Matthew says, “Oh, that prophecy was fulfilled when Jesus and His family came out of Egypt and went back to Judea.” You may think, “Hosea wasn’t talking anything about that.” He wasn’t, and he was. He was talking about God’s son, Israel, being set free, and now Matthew understands by the power of the Spirit that Jesus will be a new Moses. Even more than that, He will be the true Israel, to do what the original Israel failed to do. And so yes, “Out of Egypt I called my son.” My only beloved, only begotten Son.
As one commentator said:
“The work of Christ is to bring the slaves of sin into the liberty of sonship.”
Moses was saved by the shedding of blood from a son. A millennium and a half later, God would send, not an imperfect deliverer like Moses, but one who was faithful to the end, without fault or blemish, to come and be the sacrificial Son—to save the wayward son—to be set free.

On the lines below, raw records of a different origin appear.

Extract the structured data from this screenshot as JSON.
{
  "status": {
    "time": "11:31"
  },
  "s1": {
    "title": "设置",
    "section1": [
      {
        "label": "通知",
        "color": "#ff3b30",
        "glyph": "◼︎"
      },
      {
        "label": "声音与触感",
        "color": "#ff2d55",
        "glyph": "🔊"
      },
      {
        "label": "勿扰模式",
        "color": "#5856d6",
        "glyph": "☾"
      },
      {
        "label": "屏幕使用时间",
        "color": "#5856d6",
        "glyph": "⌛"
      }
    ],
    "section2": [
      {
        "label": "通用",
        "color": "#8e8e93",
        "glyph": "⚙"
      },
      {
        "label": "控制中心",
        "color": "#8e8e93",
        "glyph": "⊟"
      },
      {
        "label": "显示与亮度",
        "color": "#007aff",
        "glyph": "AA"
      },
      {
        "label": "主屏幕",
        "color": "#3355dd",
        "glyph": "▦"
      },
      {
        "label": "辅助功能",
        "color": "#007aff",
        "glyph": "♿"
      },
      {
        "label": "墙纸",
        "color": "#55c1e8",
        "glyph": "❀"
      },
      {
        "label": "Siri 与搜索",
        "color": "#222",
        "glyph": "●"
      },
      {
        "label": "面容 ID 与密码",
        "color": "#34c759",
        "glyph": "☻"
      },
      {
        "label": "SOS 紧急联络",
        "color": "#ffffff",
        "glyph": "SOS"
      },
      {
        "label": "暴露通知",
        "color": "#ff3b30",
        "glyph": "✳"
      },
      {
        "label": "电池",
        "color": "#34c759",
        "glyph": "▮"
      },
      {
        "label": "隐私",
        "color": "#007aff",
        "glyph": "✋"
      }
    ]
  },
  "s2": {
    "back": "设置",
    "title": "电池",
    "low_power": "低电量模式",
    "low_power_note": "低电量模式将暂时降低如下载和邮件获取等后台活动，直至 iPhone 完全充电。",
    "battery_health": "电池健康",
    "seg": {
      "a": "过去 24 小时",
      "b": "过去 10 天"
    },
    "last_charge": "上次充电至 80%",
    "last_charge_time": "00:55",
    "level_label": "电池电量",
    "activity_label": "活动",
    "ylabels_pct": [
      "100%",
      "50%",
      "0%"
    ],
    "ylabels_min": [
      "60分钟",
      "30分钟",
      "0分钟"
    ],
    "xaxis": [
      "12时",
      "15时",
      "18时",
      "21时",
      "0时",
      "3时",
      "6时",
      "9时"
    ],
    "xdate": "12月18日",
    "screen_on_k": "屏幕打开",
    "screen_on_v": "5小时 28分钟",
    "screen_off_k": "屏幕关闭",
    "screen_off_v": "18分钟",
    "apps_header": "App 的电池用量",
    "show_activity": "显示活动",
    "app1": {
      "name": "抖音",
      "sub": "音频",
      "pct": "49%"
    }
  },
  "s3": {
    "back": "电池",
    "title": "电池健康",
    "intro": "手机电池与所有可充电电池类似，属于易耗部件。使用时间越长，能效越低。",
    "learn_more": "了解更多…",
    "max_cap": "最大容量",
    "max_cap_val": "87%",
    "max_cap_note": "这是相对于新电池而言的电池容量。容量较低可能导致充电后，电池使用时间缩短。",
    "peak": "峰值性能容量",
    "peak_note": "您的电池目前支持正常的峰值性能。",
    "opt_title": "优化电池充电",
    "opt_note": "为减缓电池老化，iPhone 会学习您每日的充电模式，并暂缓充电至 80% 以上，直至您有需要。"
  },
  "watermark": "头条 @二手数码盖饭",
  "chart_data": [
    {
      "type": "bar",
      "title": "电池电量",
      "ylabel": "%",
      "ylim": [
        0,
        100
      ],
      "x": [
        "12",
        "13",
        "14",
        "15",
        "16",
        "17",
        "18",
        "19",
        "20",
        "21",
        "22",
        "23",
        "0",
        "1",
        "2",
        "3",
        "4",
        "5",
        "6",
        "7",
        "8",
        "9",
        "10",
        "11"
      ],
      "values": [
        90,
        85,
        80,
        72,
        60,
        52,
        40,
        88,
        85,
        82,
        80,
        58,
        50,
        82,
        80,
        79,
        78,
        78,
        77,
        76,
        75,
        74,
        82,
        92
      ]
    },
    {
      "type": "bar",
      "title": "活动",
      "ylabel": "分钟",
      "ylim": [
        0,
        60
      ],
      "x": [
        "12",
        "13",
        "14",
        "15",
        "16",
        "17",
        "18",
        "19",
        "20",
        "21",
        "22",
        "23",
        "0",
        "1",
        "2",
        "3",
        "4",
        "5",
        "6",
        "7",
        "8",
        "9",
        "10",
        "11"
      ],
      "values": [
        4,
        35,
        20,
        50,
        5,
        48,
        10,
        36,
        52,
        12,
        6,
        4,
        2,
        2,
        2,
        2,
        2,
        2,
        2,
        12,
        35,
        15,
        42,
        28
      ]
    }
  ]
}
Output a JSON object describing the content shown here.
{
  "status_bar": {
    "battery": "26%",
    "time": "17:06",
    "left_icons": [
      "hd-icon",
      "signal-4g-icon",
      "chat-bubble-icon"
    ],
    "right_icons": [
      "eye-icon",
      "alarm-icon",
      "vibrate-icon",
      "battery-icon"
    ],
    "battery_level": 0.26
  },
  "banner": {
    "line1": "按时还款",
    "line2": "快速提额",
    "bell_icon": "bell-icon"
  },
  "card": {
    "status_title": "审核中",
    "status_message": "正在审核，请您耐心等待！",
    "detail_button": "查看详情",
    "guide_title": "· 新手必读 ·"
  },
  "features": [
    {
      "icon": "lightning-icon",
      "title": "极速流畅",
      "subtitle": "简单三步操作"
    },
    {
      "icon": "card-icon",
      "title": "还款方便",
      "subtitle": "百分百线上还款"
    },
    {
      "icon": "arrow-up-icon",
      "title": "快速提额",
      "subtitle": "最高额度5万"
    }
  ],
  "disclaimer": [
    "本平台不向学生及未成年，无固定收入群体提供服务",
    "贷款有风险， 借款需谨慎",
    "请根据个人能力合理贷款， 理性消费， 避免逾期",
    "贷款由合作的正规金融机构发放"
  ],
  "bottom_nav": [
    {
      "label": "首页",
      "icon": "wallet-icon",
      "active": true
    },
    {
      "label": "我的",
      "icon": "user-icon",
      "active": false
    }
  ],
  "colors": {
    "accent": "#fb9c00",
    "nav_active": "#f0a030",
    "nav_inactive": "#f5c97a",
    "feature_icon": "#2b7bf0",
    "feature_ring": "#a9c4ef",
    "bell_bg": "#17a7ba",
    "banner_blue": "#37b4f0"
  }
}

Do you see it? Do you know it? Will you worship? Maybe worship for the first time, as all of the pieces are being connected. “Yes, God sent His Son for my sins, because I have not been the son or daughter that I need to be.” Will you worship in the midst of blessing, in the midst of waiting, in joy or in sorrow, in fulfillment, and in anticipation? The most important lesson undergirding all of these lessons is that there is always reason to worship the Son, who is worthy.
Let’s pray. Our Father in heaven, how we give thanks for the sending of Your Son and the shedding of His blood for our sakes. Wherever we are on the journey, whether just setting out to follow you, taking an about face to follow you again, or taking another tiny step of obedience in the same direction, keep at us, Lord. Don’t let us go. We want to keep learning and growing, even though it’s painful. Keep teaching us things. Help us to follow as You lead and to serve the Son who shed His blood for us. In His name we pray. Amen.